**Problem to solve:** Each line of the material below should be reproduced exactly.

————————

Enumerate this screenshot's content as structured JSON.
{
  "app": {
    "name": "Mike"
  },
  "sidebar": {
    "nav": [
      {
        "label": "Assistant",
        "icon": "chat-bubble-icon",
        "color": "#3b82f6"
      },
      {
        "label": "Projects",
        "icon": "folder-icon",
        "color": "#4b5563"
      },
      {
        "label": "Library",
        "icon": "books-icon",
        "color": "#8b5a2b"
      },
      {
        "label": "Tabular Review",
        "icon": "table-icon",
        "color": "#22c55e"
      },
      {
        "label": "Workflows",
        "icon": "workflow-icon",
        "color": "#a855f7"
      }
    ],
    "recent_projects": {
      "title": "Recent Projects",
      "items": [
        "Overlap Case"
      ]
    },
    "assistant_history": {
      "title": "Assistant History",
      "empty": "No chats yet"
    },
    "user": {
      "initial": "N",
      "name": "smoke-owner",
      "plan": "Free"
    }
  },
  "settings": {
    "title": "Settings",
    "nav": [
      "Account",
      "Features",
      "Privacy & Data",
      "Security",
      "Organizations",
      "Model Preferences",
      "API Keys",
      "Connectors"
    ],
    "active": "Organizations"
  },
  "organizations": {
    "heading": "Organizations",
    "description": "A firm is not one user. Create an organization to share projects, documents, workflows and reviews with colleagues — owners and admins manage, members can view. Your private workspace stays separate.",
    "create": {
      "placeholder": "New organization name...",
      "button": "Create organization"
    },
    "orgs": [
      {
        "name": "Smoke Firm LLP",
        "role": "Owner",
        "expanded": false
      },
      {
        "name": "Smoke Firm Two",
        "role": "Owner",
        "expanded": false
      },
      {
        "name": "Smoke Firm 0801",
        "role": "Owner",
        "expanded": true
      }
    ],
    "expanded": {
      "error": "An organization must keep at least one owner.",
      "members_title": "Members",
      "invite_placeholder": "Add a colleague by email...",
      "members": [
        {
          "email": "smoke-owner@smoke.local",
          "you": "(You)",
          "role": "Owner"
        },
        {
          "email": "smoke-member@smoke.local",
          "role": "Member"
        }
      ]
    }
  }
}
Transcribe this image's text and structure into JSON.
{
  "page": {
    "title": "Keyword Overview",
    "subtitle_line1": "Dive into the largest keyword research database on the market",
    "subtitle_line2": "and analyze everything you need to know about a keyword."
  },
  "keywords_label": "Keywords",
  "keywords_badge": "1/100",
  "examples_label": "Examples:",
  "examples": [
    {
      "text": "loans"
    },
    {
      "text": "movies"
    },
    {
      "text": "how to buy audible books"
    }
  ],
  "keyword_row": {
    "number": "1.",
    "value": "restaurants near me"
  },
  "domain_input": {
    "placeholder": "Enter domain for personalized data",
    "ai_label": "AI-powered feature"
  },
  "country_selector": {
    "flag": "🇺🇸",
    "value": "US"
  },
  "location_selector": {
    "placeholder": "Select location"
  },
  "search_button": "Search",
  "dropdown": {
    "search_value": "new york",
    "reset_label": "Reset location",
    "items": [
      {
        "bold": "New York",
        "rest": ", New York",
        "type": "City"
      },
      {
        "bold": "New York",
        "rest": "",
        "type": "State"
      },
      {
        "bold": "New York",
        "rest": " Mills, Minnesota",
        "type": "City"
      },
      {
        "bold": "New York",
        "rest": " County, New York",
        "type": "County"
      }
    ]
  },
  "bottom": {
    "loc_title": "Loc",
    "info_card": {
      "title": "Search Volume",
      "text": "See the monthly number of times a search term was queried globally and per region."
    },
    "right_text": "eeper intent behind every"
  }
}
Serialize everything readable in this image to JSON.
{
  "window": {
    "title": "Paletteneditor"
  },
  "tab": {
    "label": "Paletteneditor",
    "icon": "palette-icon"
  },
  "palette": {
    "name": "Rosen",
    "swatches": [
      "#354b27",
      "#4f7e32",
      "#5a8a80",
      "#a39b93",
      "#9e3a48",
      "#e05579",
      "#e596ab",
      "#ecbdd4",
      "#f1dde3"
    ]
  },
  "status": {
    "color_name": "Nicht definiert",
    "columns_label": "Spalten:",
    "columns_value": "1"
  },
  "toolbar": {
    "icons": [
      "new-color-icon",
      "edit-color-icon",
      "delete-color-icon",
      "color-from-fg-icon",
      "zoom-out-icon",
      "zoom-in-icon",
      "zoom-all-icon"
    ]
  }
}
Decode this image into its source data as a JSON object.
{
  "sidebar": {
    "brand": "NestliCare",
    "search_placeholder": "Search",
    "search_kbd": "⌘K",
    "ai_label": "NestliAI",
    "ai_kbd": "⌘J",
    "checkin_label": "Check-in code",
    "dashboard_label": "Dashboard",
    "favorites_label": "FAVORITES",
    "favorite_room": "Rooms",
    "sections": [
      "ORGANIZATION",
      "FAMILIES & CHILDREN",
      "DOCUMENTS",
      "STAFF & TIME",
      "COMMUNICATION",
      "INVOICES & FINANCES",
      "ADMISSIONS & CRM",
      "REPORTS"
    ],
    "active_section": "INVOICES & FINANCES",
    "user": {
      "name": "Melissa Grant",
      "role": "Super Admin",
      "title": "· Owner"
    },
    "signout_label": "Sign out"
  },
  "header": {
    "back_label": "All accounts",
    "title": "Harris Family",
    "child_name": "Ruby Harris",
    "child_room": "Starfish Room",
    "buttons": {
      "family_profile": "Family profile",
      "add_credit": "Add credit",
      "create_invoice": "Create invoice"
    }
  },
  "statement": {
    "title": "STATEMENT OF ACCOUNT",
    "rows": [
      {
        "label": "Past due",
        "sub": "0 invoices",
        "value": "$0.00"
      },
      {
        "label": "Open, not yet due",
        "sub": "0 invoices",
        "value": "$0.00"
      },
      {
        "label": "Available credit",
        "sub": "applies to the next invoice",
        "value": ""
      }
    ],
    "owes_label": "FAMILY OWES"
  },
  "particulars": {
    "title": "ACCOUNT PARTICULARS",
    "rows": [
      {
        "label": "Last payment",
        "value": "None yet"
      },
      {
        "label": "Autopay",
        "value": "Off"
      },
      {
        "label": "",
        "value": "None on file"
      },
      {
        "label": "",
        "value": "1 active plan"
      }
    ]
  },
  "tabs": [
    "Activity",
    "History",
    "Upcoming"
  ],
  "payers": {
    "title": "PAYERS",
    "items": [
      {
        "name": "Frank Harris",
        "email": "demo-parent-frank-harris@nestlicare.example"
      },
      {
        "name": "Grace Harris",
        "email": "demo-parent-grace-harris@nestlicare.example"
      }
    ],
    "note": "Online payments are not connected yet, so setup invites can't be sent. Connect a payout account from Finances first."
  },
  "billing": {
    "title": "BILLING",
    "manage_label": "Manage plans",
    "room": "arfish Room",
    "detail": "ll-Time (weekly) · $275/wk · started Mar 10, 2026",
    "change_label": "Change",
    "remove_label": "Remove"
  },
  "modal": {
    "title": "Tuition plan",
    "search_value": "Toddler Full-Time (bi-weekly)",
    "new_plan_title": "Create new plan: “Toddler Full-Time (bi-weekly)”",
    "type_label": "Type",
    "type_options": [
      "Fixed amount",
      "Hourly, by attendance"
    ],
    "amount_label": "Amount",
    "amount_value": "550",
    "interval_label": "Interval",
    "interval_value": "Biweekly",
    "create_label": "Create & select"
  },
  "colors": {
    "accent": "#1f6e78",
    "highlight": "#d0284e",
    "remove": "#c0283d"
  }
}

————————

**Exercise output:**
Enumerate this screenshot's content as structured JSON.
{
  "app": {
    "name": "Mike"
  },
  "sidebar": {
    "nav": [
      {
        "label": "Assistant",
        "icon": "chat-bubble-icon",
        "color": "#3b82f6"
      },
      {
        "label": "Projects",
        "icon": "folder-icon",
        "color": "#4b5563"
      },
      {
        "label": "Library",
        "icon": "books-icon",
        "color": "#8b5a2b"
      },
      {
        "label": "Tabular Review",
        "icon": "table-icon",
        "color": "#22c55e"
      },
      {
        "label": "Workflows",
        "icon": "workflow-icon",
        "color": "#a855f7"
      }
    ],
    "recent_projects": {
      "title": "Recent Projects",
      "items": [
        "Overlap Case"
      ]
    },
    "assistant_history": {
      "title": "Assistant History",
      "empty": "No chats yet"
    },
    "user": {
      "initial": "N",
      "name": "smoke-owner",
      "plan": "Free"
    }
  },
  "settings": {
    "title": "Settings",
    "nav": [
      "Account",
      "Features",
      "Privacy & Data",
      "Security",
      "Organizations",
      "Model Preferences",
      "API Keys",
      "Connectors"
    ],
    "active": "Organizations"
  },
  "organizations": {
    "heading": "Organizations",
    "description": "A firm is not one user. Create an organization to share projects, documents, workflows and reviews with colleagues — owners and admins manage, members can view. Your private workspace stays separate.",
    "create": {
      "placeholder": "New organization name...",
      "button": "Create organization"
    },
    "orgs": [
      {
        "name": "Smoke Firm LLP",
        "role": "Owner",
        "expanded": false
      },
      {
        "name": "Smoke Firm Two",
        "role": "Owner",
        "expanded": false
      },
      {
        "name": "Smoke Firm 0801",
        "role": "Owner",
        "expanded": true
      }
    ],
    "expanded": {
      "error": "An organization must keep at least one owner.",
      "members_title": "Members",
      "invite_placeholder": "Add a colleague by email...",
      "members": [
        {
          "email": "smoke-owner@smoke.local",
          "you": "(You)",
          "role": "Owner"
        },
        {
          "email": "smoke-member@smoke.local",
          "role": "Member"
        }
      ]
    }
  }
}
Transcribe this image's text and structure into JSON.
{
  "page": {
    "title": "Keyword Overview",
    "subtitle_line1": "Dive into the largest keyword research database on the market",
    "subtitle_line2": "and analyze everything you need to know about a keyword."
  },
  "keywords_label": "Keywords",
  "keywords_badge": "1/100",
  "examples_label": "Examples:",
  "examples": [
    {
      "text": "loans"
    },
    {
      "text": "movies"
    },
    {
      "text": "how to buy audible books"
    }
  ],
  "keyword_row": {
    "number": "1.",
    "value": "restaurants near me"
  },
  "domain_input": {
    "placeholder": "Enter domain for personalized data",
    "ai_label": "AI-powered feature"
  },
  "country_selector": {
    "flag": "🇺🇸",
    "value": "US"
  },
  "location_selector": {
    "placeholder": "Select location"
  },
  "search_button": "Search",
  "dropdown": {
    "search_value": "new york",
    "reset_label": "Reset location",
    "items": [
      {
        "bold": "New York",
        "rest": ", New York",
        "type": "City"
      },
      {
        "bold": "New York",
        "rest": "",
        "type": "State"
      },
      {
        "bold": "New York",
        "rest": " Mills, Minnesota",
        "type": "City"
      },
      {
        "bold": "New York",
        "rest": " County, New York",
        "type": "County"
      }
    ]
  },
  "bottom": {
    "loc_title": "Loc",
    "info_card": {
      "title": "Search Volume",
      "text": "See the monthly number of times a search term was queried globally and per region."
    },
    "right_text": "eeper intent behind every"
  }
}
Serialize everything readable in this image to JSON.
{
  "window": {
    "title": "Paletteneditor"
  },
  "tab": {
    "label": "Paletteneditor",
    "icon": "palette-icon"
  },
  "palette": {
    "name": "Rosen",
    "swatches": [
      "#354b27",
      "#4f7e32",
      "#5a8a80",
      "#a39b93",
      "#9e3a48",
      "#e05579",
      "#e596ab",
      "#ecbdd4",
      "#f1dde3"
    ]
  },
  "status": {
    "color_name": "Nicht definiert",
    "columns_label": "Spalten:",
    "columns_value": "1"
  },
  "toolbar": {
    "icons": [
      "new-color-icon",
      "edit-color-icon",
      "delete-color-icon",
      "color-from-fg-icon",
      "zoom-out-icon",
      "zoom-in-icon",
      "zoom-all-icon"
    ]
  }
}
Decode this image into its source data as a JSON object.
{
  "sidebar": {
    "brand": "NestliCare",
    "search_placeholder": "Search",
    "search_kbd": "⌘K",
    "ai_label": "NestliAI",
    "ai_kbd": "⌘J",
    "checkin_label": "Check-in code",
    "dashboard_label": "Dashboard",
    "favorites_label": "FAVORITES",
    "favorite_room": "Rooms",
    "sections": [
      "ORGANIZATION",
      "FAMILIES & CHILDREN",
      "DOCUMENTS",
      "STAFF & TIME",
      "COMMUNICATION",
      "INVOICES & FINANCES",
      "ADMISSIONS & CRM",
      "REPORTS"
    ],
    "active_section": "INVOICES & FINANCES",
    "user": {
      "name": "Melissa Grant",
      "role": "Super Admin",
      "title": "· Owner"
    },
    "signout_label": "Sign out"
  },
  "header": {
    "back_label": "All accounts",
    "title": "Harris Family",
    "child_name": "Ruby Harris",
    "child_room": "Starfish Room",
    "buttons": {
      "family_profile": "Family profile",
      "add_credit": "Add credit",
      "create_invoice": "Create invoice"
    }
  },
  "statement": {
    "title": "STATEMENT OF ACCOUNT",
    "rows": [
      {
        "label": "Past due",
        "sub": "0 invoices",
        "value": "$0.00"
      },
      {
        "label": "Open, not yet due",
        "sub": "0 invoices",
        "value": "$0.00"
      },
      {
        "label": "Available credit",
        "sub": "applies to the next invoice",
        "value": ""
      }
    ],
    "owes_label": "FAMILY OWES"
  },
  "particulars": {
    "title": "ACCOUNT PARTICULARS",
    "rows": [
      {
        "label": "Last payment",
        "value": "None yet"
      },
      {
        "label": "Autopay",
        "value": "Off"
      },
      {
        "label": "",
        "value": "None on file"
      },
      {
        "label": "",
        "value": "1 active plan"
      }
    ]
  },
  "tabs": [
    "Activity",
    "History",
    "Upcoming"
  ],
  "payers": {
    "title": "PAYERS",
    "items": [
      {
        "name": "Frank Harris",
        "email": "demo-parent-frank-harris@nestlicare.example"
      },
      {
        "name": "Grace Harris",
        "email": "demo-parent-grace-harris@nestlicare.example"
      }
    ],
    "note": "Online payments are not connected yet, so setup invites can't be sent. Connect a payout account from Finances first."
  },
  "billing": {
    "title": "BILLING",
    "manage_label": "Manage plans",
    "room": "arfish Room",
    "detail": "ll-Time (weekly) · $275/wk · started Mar 10, 2026",
    "change_label": "Change",
    "remove_label": "Remove"
  },
  "modal": {
    "title": "Tuition plan",
    "search_value": "Toddler Full-Time (bi-weekly)",
    "new_plan_title": "Create new plan: “Toddler Full-Time (bi-weekly)”",
    "type_label": "Type",
    "type_options": [
      "Fixed amount",
      "Hourly, by attendance"
    ],
    "amount_label": "Amount",
    "amount_value": "550",
    "interval_label": "Interval",
    "interval_value": "Biweekly",
    "create_label": "Create & select"
  },
  "colors": {
    "accent": "#1f6e78",
    "highlight": "#d0284e",
    "remove": "#c0283d"
  }
}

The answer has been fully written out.